* _Exercise aim_:
Using the data below, repeat all of it precisely.

(Data records for software interfaces)
=====
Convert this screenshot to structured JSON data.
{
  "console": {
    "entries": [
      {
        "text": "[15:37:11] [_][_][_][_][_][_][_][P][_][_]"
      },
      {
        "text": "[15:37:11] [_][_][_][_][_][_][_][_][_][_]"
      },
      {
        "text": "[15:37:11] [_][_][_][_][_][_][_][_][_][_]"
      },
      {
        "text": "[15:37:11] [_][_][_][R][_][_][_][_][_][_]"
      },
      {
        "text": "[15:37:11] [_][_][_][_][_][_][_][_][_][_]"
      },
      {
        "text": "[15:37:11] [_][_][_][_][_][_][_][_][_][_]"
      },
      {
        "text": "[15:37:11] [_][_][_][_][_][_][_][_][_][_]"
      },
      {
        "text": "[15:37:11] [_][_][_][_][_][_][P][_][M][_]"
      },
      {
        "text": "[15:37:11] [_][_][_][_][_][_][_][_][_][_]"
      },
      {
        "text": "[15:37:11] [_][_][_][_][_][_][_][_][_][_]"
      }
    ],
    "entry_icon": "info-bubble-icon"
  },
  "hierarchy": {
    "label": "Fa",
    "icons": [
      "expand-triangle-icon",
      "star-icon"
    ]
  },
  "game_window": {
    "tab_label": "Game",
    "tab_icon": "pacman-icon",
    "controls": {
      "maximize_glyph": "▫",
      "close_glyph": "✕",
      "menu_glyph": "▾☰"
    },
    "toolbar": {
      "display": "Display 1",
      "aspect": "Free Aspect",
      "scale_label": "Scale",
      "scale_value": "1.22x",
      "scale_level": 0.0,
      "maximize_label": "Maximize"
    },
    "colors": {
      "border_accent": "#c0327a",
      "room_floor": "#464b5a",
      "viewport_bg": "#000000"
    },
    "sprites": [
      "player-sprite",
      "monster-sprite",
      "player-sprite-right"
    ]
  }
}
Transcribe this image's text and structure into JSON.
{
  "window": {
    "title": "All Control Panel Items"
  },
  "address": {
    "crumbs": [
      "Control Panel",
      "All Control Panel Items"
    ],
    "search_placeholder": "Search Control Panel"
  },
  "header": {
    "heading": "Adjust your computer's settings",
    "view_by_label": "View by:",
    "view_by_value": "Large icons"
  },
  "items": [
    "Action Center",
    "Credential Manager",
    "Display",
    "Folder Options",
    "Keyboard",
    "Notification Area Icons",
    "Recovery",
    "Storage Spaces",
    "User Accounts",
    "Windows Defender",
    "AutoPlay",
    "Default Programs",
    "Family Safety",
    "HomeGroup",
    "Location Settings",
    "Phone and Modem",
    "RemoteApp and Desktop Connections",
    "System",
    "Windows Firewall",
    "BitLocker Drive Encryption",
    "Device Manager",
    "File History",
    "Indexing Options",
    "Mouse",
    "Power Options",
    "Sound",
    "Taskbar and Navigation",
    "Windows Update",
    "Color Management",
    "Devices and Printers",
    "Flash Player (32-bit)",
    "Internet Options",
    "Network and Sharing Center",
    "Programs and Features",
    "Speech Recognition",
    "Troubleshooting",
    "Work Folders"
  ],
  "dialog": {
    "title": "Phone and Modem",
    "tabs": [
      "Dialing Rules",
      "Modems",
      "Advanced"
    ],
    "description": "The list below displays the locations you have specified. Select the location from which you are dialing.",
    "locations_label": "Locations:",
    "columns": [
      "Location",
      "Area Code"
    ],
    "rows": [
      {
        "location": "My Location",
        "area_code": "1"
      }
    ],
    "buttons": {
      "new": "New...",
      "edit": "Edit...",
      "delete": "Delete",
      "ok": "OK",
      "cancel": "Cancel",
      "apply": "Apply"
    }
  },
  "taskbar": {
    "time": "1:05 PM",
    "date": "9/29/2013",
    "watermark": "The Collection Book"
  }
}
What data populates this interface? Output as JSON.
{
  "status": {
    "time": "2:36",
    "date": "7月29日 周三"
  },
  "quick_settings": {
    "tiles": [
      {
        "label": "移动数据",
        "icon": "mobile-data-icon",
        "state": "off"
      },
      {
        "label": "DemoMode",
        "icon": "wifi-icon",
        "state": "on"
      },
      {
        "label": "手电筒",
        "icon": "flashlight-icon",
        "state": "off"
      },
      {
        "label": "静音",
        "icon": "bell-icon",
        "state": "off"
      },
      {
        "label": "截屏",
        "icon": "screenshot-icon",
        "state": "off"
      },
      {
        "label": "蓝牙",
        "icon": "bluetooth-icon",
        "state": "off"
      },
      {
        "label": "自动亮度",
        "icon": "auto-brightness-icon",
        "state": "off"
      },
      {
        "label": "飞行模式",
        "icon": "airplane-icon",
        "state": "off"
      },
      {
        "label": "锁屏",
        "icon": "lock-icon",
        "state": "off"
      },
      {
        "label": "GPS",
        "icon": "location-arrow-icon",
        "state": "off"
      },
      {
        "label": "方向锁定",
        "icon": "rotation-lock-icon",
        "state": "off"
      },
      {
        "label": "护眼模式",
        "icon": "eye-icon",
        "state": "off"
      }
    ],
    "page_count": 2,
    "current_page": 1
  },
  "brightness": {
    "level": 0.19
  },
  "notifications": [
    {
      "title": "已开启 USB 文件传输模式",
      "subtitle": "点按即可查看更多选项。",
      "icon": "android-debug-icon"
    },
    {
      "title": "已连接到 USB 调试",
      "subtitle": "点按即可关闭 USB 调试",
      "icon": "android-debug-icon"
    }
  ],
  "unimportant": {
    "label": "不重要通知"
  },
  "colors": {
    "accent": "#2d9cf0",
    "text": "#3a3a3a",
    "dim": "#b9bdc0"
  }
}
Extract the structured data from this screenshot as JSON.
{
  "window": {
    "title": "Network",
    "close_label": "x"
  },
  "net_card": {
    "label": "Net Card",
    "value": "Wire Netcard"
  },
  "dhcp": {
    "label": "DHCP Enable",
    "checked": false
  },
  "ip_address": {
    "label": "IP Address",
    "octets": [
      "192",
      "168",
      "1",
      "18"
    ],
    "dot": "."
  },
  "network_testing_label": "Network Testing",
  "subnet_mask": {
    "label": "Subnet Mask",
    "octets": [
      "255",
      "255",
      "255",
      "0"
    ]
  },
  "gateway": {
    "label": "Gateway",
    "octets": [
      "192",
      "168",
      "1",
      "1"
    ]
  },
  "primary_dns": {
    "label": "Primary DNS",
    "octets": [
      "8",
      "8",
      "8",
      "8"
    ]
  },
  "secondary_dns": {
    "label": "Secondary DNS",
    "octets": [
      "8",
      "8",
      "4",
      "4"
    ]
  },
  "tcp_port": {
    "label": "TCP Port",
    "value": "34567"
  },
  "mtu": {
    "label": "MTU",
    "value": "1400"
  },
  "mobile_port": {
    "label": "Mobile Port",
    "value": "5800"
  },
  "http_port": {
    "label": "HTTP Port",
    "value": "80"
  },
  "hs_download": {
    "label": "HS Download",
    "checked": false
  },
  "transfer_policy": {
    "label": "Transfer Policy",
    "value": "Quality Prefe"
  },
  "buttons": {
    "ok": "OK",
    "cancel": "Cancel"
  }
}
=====
* _Response below_:
Convert this screenshot to structured JSON data.
{
  "console": {
    "entries": [
      {
        "text": "[15:37:11] [_][_][_][_][_][_][_][P][_][_]"
      },
      {
        "text": "[15:37:11] [_][_][_][_][_][_][_][_][_][_]"
      },
      {
        "text": "[15:37:11] [_][_][_][_][_][_][_][_][_][_]"
      },
      {
        "text": "[15:37:11] [_][_][_][R][_][_][_][_][_][_]"
      },
      {
        "text": "[15:37:11] [_][_][_][_][_][_][_][_][_][_]"
      },
      {
        "text": "[15:37:11] [_][_][_][_][_][_][_][_][_][_]"
      },
      {
        "text": "[15:37:11] [_][_][_][_][_][_][_][_][_][_]"
      },
      {
        "text": "[15:37:11] [_][_][_][_][_][_][P][_][M][_]"
      },
      {
        "text": "[15:37:11] [_][_][_][_][_][_][_][_][_][_]"
      },
      {
        "text": "[15:37:11] [_][_][_][_][_][_][_][_][_][_]"
      }
    ],
    "entry_icon": "info-bubble-icon"
  },
  "hierarchy": {
    "label": "Fa",
    "icons": [
      "expand-triangle-icon",
      "star-icon"
    ]
  },
  "game_window": {
    "tab_label": "Game",
    "tab_icon": "pacman-icon",
    "controls": {
      "maximize_glyph": "▫",
      "close_glyph": "✕",
      "menu_glyph": "▾☰"
    },
    "toolbar": {
      "display": "Display 1",
      "aspect": "Free Aspect",
      "scale_label": "Scale",
      "scale_value": "1.22x",
      "scale_level": 0.0,
      "maximize_label": "Maximize"
    },
    "colors": {
      "border_accent": "#c0327a",
      "room_floor": "#464b5a",
      "viewport_bg": "#000000"
    },
    "sprites": [
      "player-sprite",
      "monster-sprite",
      "player-sprite-right"
    ]
  }
}
Transcribe this image's text and structure into JSON.
{
  "window": {
    "title": "All Control Panel Items"
  },
  "address": {
    "crumbs": [
      "Control Panel",
      "All Control Panel Items"
    ],
    "search_placeholder": "Search Control Panel"
  },
  "header": {
    "heading": "Adjust your computer's settings",
    "view_by_label": "View by:",
    "view_by_value": "Large icons"
  },
  "items": [
    "Action Center",
    "Credential Manager",
    "Display",
    "Folder Options",
    "Keyboard",
    "Notification Area Icons",
    "Recovery",
    "Storage Spaces",
    "User Accounts",
    "Windows Defender",
    "AutoPlay",
    "Default Programs",
    "Family Safety",
    "HomeGroup",
    "Location Settings",
    "Phone and Modem",
    "RemoteApp and Desktop Connections",
    "System",
    "Windows Firewall",
    "BitLocker Drive Encryption",
    "Device Manager",
    "File History",
    "Indexing Options",
    "Mouse",
    "Power Options",
    "Sound",
    "Taskbar and Navigation",
    "Windows Update",
    "Color Management",
    "Devices and Printers",
    "Flash Player (32-bit)",
    "Internet Options",
    "Network and Sharing Center",
    "Programs and Features",
    "Speech Recognition",
    "Troubleshooting",
    "Work Folders"
  ],
  "dialog": {
    "title": "Phone and Modem",
    "tabs": [
      "Dialing Rules",
      "Modems",
      "Advanced"
    ],
    "description": "The list below displays the locations you have specified. Select the location from which you are dialing.",
    "locations_label": "Locations:",
    "columns": [
      "Location",
      "Area Code"
    ],
    "rows": [
      {
        "location": "My Location",
        "area_code": "1"
      }
    ],
    "buttons": {
      "new": "New...",
      "edit": "Edit...",
      "delete": "Delete",
      "ok": "OK",
      "cancel": "Cancel",
      "apply": "Apply"
    }
  },
  "taskbar": {
    "time": "1:05 PM",
    "date": "9/29/2013",
    "watermark": "The Collection Book"
  }
}
What data populates this interface? Output as JSON.
{
  "status": {
    "time": "2:36",
    "date": "7月29日 周三"
  },
  "quick_settings": {
    "tiles": [
      {
        "label": "移动数据",
        "icon": "mobile-data-icon",
        "state": "off"
      },
      {
        "label": "DemoMode",
        "icon": "wifi-icon",
        "state": "on"
      },
      {
        "label": "手电筒",
        "icon": "flashlight-icon",
        "state": "off"
      },
      {
        "label": "静音",
        "icon": "bell-icon",
        "state": "off"
      },
      {
        "label": "截屏",
        "icon": "screenshot-icon",
        "state": "off"
      },
      {
        "label": "蓝牙",
        "icon": "bluetooth-icon",
        "state": "off"
      },
      {
        "label": "自动亮度",
        "icon": "auto-brightness-icon",
        "state": "off"
      },
      {
        "label": "飞行模式",
        "icon": "airplane-icon",
        "state": "off"
      },
      {
        "label": "锁屏",
        "icon": "lock-icon",
        "state": "off"
      },
      {
        "label": "GPS",
        "icon": "location-arrow-icon",
        "state": "off"
      },
      {
        "label": "方向锁定",
        "icon": "rotation-lock-icon",
        "state": "off"
      },
      {
        "label": "护眼模式",
        "icon": "eye-icon",
        "state": "off"
      }
    ],
    "page_count": 2,
    "current_page": 1
  },
  "brightness": {
    "level": 0.19
  },
  "notifications": [
    {
      "title": "已开启 USB 文件传输模式",
      "subtitle": "点按即可查看更多选项。",
      "icon": "android-debug-icon"
    },
    {
      "title": "已连接到 USB 调试",
      "subtitle": "点按即可关闭 USB 调试",
      "icon": "android-debug-icon"
    }
  ],
  "unimportant": {
    "label": "不重要通知"
  },
  "colors": {
    "accent": "#2d9cf0",
    "text": "#3a3a3a",
    "dim": "#b9bdc0"
  }
}
Extract the structured data from this screenshot as JSON.
{
  "window": {
    "title": "Network",
    "close_label": "x"
  },
  "net_card": {
    "label": "Net Card",
    "value": "Wire Netcard"
  },
  "dhcp": {
    "label": "DHCP Enable",
    "checked": false
  },
  "ip_address": {
    "label": "IP Address",
    "octets": [
      "192",
      "168",
      "1",
      "18"
    ],
    "dot": "."
  },
  "network_testing_label": "Network Testing",
  "subnet_mask": {
    "label": "Subnet Mask",
    "octets": [
      "255",
      "255",
      "255",
      "0"
    ]
  },
  "gateway": {
    "label": "Gateway",
    "octets": [
      "192",
      "168",
      "1",
      "1"
    ]
  },
  "primary_dns": {
    "label": "Primary DNS",
    "octets": [
      "8",
      "8",
      "8",
      "8"
    ]
  },
  "secondary_dns": {
    "label": "Secondary DNS",
    "octets": [
      "8",
      "8",
      "4",
      "4"
    ]
  },
  "tcp_port": {
    "label": "TCP Port",
    "value": "34567"
  },
  "mtu": {
    "label": "MTU",
    "value": "1400"
  },
  "mobile_port": {
    "label": "Mobile Port",
    "value": "5800"
  },
  "http_port": {
    "label": "HTTP Port",
    "value": "80"
  },
  "hs_download": {
    "label": "HS Download",
    "checked": false
  },
  "transfer_policy": {
    "label": "Transfer Policy",
    "value": "Quality Prefe"
  },
  "buttons": {
    "ok": "OK",
    "cancel": "Cancel"
  }
}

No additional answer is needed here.